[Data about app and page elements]
....

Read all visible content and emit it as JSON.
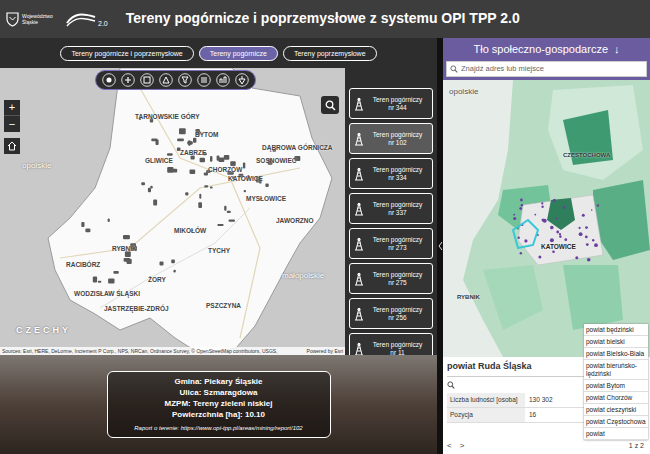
{
  "header": {
    "logo_text": "Województwo Śląskie",
    "version": "2.0",
    "title": "Tereny pogórnicze i poprzemysłowe z systemu OPI TPP 2.0"
  },
  "tabs": [
    {
      "label": "Tereny pogórnicze i poprzemysłowe",
      "selected": false
    },
    {
      "label": "Tereny pogórnicze",
      "selected": true
    },
    {
      "label": "Tereny poprzemysłowe",
      "selected": false
    }
  ],
  "map": {
    "zoom_in": "+",
    "zoom_out": "−",
    "labels": [
      "TARNOWSKIE GÓRY",
      "BYTOM",
      "DĄBROWA GÓRNICZA",
      "GLIWICE",
      "ZABRZE",
      "CHORZÓW",
      "SOSNOWIEC",
      "KATOWICE",
      "MYSŁOWICE",
      "JAWORZNO",
      "MIKOŁÓW",
      "TYCHY",
      "RACIBÓRZ",
      "RYBNIK",
      "ŻORY",
      "WODZISŁAW ŚLĄSKI",
      "JASTRZĘBIE-ZDRÓJ",
      "PSZCZYNA",
      "opolskie",
      "małopolskie",
      "CZECHY"
    ],
    "attribution": "Sources: Esri, HERE, DeLorme, Increment P Corp., NPS, NRCan, Ordnance Survey, © OpenStreetMap contributors, USGS,",
    "powered": "Powered by Esri"
  },
  "sites": [
    {
      "name": "Teren pogórniczy",
      "number": "nr 344",
      "selected": false
    },
    {
      "name": "Teren pogórniczy",
      "number": "nr 102",
      "selected": true
    },
    {
      "name": "Teren pogórniczy",
      "number": "nr 334",
      "selected": false
    },
    {
      "name": "Teren pogórniczy",
      "number": "nr 337",
      "selected": false
    },
    {
      "name": "Teren pogórniczy",
      "number": "nr 273",
      "selected": false
    },
    {
      "name": "Teren pogórniczy",
      "number": "nr 275",
      "selected": false
    },
    {
      "name": "Teren pogórniczy",
      "number": "nr 256",
      "selected": false
    },
    {
      "name": "Teren pogórniczy",
      "number": "nr 11",
      "selected": false
    }
  ],
  "details": {
    "lines": [
      "Gmina: Piekary Śląskie",
      "Ulica: Szmaragdowa",
      "MZPM: Tereny zieleni niskiej",
      "Powierzchnia [ha]: 10.10"
    ],
    "report": "Raport o terenie: https://www.opi-tpp.pl/areas/mining/report/102"
  },
  "side": {
    "title": "Tło społeczno-gospodarcze",
    "arrow": "↓",
    "search_placeholder": "Znajdź adres lub miejsce",
    "labels": [
      "opolskie",
      "CZĘSTOCHOWA",
      "KATOWICE",
      "RYBNIK"
    ],
    "legend": [
      "powiat będziński",
      "powiat bielski",
      "powiat Bielsko-Biała",
      "powiat bieruńsko-lędziński",
      "powiat Bytom",
      "powiat Chorzów",
      "powiat cieszyński",
      "powiat Częstochowa",
      "powiat"
    ],
    "table": {
      "title": "powiat Ruda Śląska",
      "rows": [
        [
          "Liczba ludności [osoba]",
          "130 302"
        ],
        [
          "Pozycja",
          "16"
        ]
      ],
      "prev": "<",
      "next": ">",
      "page": "1 z 2"
    }
  }
}
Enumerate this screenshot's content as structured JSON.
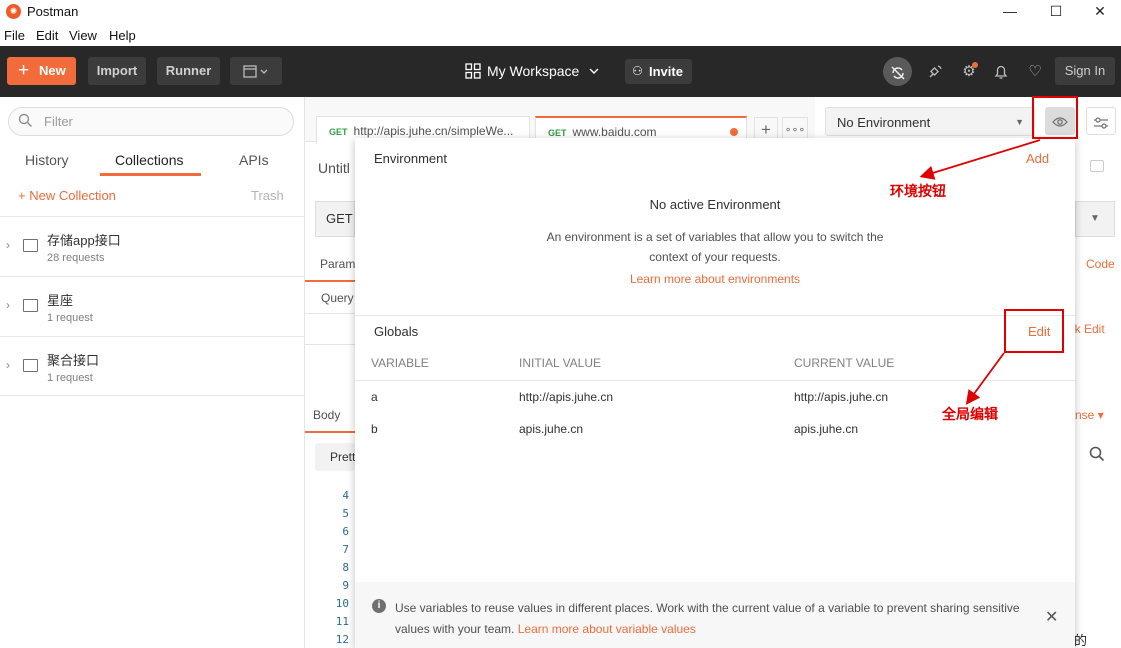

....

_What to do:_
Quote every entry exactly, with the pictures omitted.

_Answer section:_
Read all visible content and emit it as JSON.
{
  "header": {
    "logo_text": "Województwo Śląskie",
    "version": "2.0",
    "title": "Tereny pogórnicze i poprzemysłowe z systemu OPI TPP 2.0"
  },
  "tabs": [
    {
      "label": "Tereny pogórnicze i poprzemysłowe",
      "selected": false
    },
    {
      "label": "Tereny pogórnicze",
      "selected": true
    },
    {
      "label": "Tereny poprzemysłowe",
      "selected": false
    }
  ],
  "map": {
    "zoom_in": "+",
    "zoom_out": "−",
    "labels": [
      "TARNOWSKIE GÓRY",
      "BYTOM",
      "DĄBROWA GÓRNICZA",
      "GLIWICE",
      "ZABRZE",
      "CHORZÓW",
      "SOSNOWIEC",
      "KATOWICE",
      "MYSŁOWICE",
      "JAWORZNO",
      "MIKOŁÓW",
      "TYCHY",
      "RACIBÓRZ",
      "RYBNIK",
      "ŻORY",
      "WODZISŁAW ŚLĄSKI",
      "JASTRZĘBIE-ZDRÓJ",
      "PSZCZYNA",
      "opolskie",
      "małopolskie",
      "CZECHY"
    ],
    "attribution": "Sources: Esri, HERE, DeLorme, Increment P Corp., NPS, NRCan, Ordnance Survey, © OpenStreetMap contributors, USGS,",
    "powered": "Powered by Esri"
  },
  "sites": [
    {
      "name": "Teren pogórniczy",
      "number": "nr 344",
      "selected": false
    },
    {
      "name": "Teren pogórniczy",
      "number": "nr 102",
      "selected": true
    },
    {
      "name": "Teren pogórniczy",
      "number": "nr 334",
      "selected": false
    },
    {
      "name": "Teren pogórniczy",
      "number": "nr 337",
      "selected": false
    },
    {
      "name": "Teren pogórniczy",
      "number": "nr 273",
      "selected": false
    },
    {
      "name": "Teren pogórniczy",
      "number": "nr 275",
      "selected": false
    },
    {
      "name": "Teren pogórniczy",
      "number": "nr 256",
      "selected": false
    },
    {
      "name": "Teren pogórniczy",
      "number": "nr 11",
      "selected": false
    }
  ],
  "details": {
    "lines": [
      "Gmina: Piekary Śląskie",
      "Ulica: Szmaragdowa",
      "MZPM: Tereny zieleni niskiej",
      "Powierzchnia [ha]: 10.10"
    ],
    "report": "Raport o terenie: https://www.opi-tpp.pl/areas/mining/report/102"
  },
  "side": {
    "title": "Tło społeczno-gospodarcze",
    "arrow": "↓",
    "search_placeholder": "Znajdź adres lub miejsce",
    "labels": [
      "opolskie",
      "CZĘSTOCHOWA",
      "KATOWICE",
      "RYBNIK"
    ],
    "legend": [
      "powiat będziński",
      "powiat bielski",
      "powiat Bielsko-Biała",
      "powiat bieruńsko-lędziński",
      "powiat Bytom",
      "powiat Chorzów",
      "powiat cieszyński",
      "powiat Częstochowa",
      "powiat"
    ],
    "table": {
      "title": "powiat Ruda Śląska",
      "rows": [
        [
          "Liczba ludności [osoba]",
          "130 302"
        ],
        [
          "Pozycja",
          "16"
        ]
      ],
      "prev": "<",
      "next": ">",
      "page": "1 z 2"
    }
  }
}
Enumerate this screenshot's content as structured JSON.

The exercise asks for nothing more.